This analysis assessed the cost-effectiveness of the NTC over the subsequent lifetime of quitters (censored at age 85 years) using a Markov simulation model. Outcomes included gains in quality-adjusted life-years (QALYs) and healthcare cost savings consequential to the reduced incidence of the four most common smoking-associated diseases—myocardial infarction, stroke, lung cancer and chronic obstructive pulmonary disease.
Over the remaining lifetime of the 190 000 quitters, the model predicted that there would be 55 000 fewer deaths as a consequence of quitting, and a gain of over 400 000 QALYs. Healthcare cost savings of around $A740 million (discounted at 3% per year) were predicted. The NTC was therefore both cost saving and effective. The predicted benefits were 30-fold to 100-fold greater than previously estimated
Countries that are party to the World Health Organization Framework Convention on Tobacco Control have committed to implement public awareness programmes on the health risks of smoking. This analysis should help them secure funding for such programmes.
Competing interests: None.
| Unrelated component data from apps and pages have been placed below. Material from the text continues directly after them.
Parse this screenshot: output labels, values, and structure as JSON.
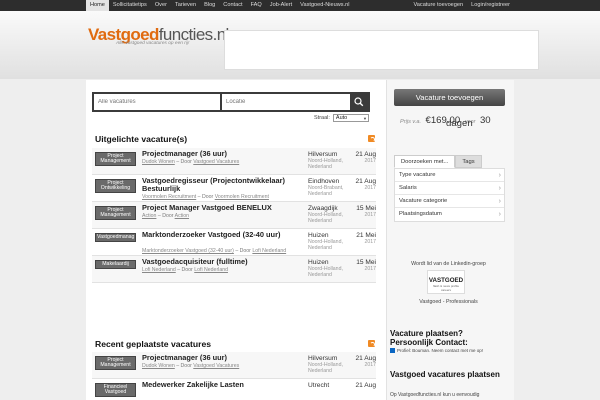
{
  "nav": {
    "left": [
      "Home",
      "Sollicitatietips",
      "Over",
      "Tarieven",
      "Blog",
      "Contact",
      "FAQ",
      "Job-Alert",
      "Vastgoed-Nieuws.nl"
    ],
    "right": [
      "Vacature toevoegen",
      "Login/registreer"
    ]
  },
  "logo": {
    "main": "Vastgoed",
    "rest": "functies.nl",
    "tagline": "Alle vastgoed vacatures op een rij!"
  },
  "search": {
    "vacatures_placeholder": "Alle vacatures",
    "locatie_placeholder": "Locatie",
    "sort_label": "Straal:",
    "sort_value": "Auto"
  },
  "featured": {
    "title": "Uitgelichte vacature(s)",
    "jobs": [
      {
        "category": "Project\nManagement",
        "title": "Projectmanager (36 uur)",
        "company": "Dudok Wonen",
        "by": "– Door",
        "poster": "Vastgoed Vacatures",
        "location": "Hilversum",
        "region": "Noord-Holland, Nederland",
        "date": "21 Aug",
        "year": "2017"
      },
      {
        "category": "Project\nOntwikkeling",
        "title": "Vastgoedregisseur (Projectontwikkelaar) Bestuurlijk",
        "company": "Voormolen Recruitment",
        "by": "– Door",
        "poster": "Voormolen Recruitment",
        "location": "Eindhoven",
        "region": "Noord-Brabant, Nederland",
        "date": "21 Aug",
        "year": "2017"
      },
      {
        "category": "Project\nManagement",
        "title": "Project Manager Vastgoed BENELUX",
        "company": "Action",
        "by": "– Door",
        "poster": "Action",
        "location": "Zwaagdijk",
        "region": "Noord-Holland, Nederland",
        "date": "15 Mei",
        "year": "2017"
      },
      {
        "category": "Vastgoedmanag",
        "title": "Marktonderzoeker Vastgoed (32-40 uur)",
        "company": "Marktonderzoeker Vastgoed (32-40 uur)",
        "by": "– Door",
        "poster": "Lofi Nederland",
        "location": "Huizen",
        "region": "Noord-Holland, Nederland",
        "date": "21 Mei",
        "year": "2017"
      },
      {
        "category": "Makelaardij",
        "title": "Vastgoedacquisiteur (fulltime)",
        "company": "Lofi Nederland",
        "by": "– Door",
        "poster": "Lofi Nederland",
        "location": "Huizen",
        "region": "Noord-Holland, Nederland",
        "date": "15 Mei",
        "year": "2017"
      }
    ]
  },
  "recent": {
    "title": "Recent geplaatste vacatures",
    "jobs": [
      {
        "category": "Project\nManagement",
        "title": "Projectmanager (36 uur)",
        "company": "Dudok Wonen",
        "by": "– Door",
        "poster": "Vastgoed Vacatures",
        "location": "Hilversum",
        "region": "Noord-Holland, Nederland",
        "date": "21 Aug",
        "year": "2017"
      },
      {
        "category": "Financieel\nVastgoed",
        "title": "Medewerker Zakelijke Lasten",
        "company": "",
        "by": "",
        "poster": "",
        "location": "Utrecht",
        "region": "",
        "date": "21 Aug",
        "year": ""
      }
    ]
  },
  "sidebar": {
    "post_button": "Vacature toevoegen",
    "price_prefix": "Prijs v.a.",
    "price": "€169.00",
    "price_mid": "voor",
    "price_days_num": "30",
    "price_days": "dagen",
    "tabs": [
      "Doorzoeken met...",
      "Tags"
    ],
    "filters": [
      "Type vacature",
      "Salaris",
      "Vacature categorie",
      "Plaatsingsdatum"
    ],
    "linkedin_text": "Wordt lid van de Linkedin-groep",
    "linkedin_logo": "VASTGOED",
    "linkedin_logo_sub": "flash & news profile careers",
    "linkedin_caption": "Vastgoed - Professionals",
    "contact_title": "Vacature plaatsen? Persoonlijk Contact:",
    "contact_line": "Profiel: Bouman. Neem contact met me op!",
    "vac_title": "Vastgoed vacatures plaatsen",
    "vac_text": "Op Vastgoedfuncties.nl kun u eenvoudig"
  },
  "colors": {
    "accent": "#e06b10",
    "topbar": "#2d2d2d",
    "category_bg": "#6a6a6a",
    "rss": "#f08a24"
  }
}
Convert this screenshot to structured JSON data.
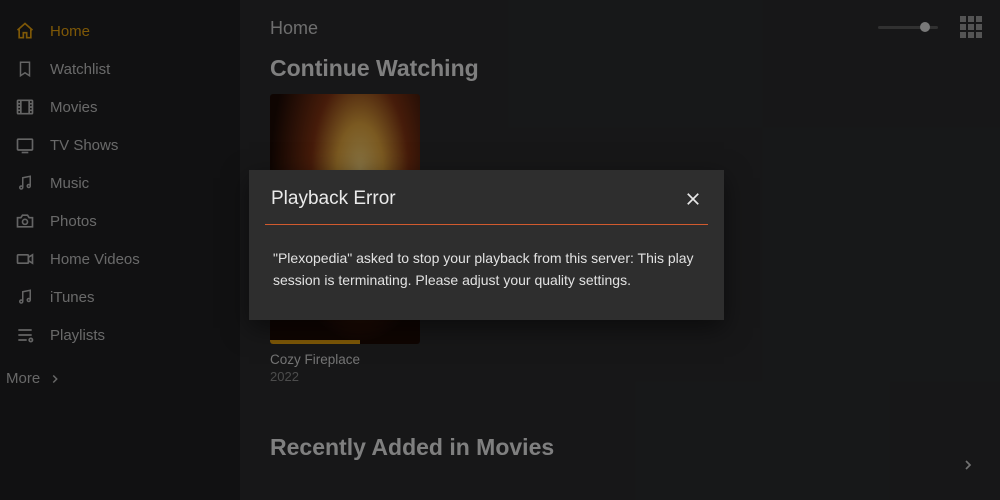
{
  "sidebar": {
    "items": [
      {
        "label": "Home"
      },
      {
        "label": "Watchlist"
      },
      {
        "label": "Movies"
      },
      {
        "label": "TV Shows"
      },
      {
        "label": "Music"
      },
      {
        "label": "Photos"
      },
      {
        "label": "Home Videos"
      },
      {
        "label": "iTunes"
      },
      {
        "label": "Playlists"
      }
    ],
    "more_label": "More"
  },
  "main": {
    "breadcrumb": "Home",
    "continue_title": "Continue Watching",
    "recent_title": "Recently Added in Movies",
    "items": [
      {
        "title": "Cozy Fireplace",
        "year": "2022"
      }
    ]
  },
  "dialog": {
    "title": "Playback Error",
    "body": "\"Plexopedia\" asked to stop your playback from this server: This play session is terminating. Please adjust your quality settings."
  }
}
Funding: This project was supported by a grant from the Cancer Council Victoria, through funding from the Victorian Health Promotion Foundation. The funding body had no role in the design and conduct of the study, in the collection, analysis and interpretation of the data, or in the preparation, review or approval of the manuscript.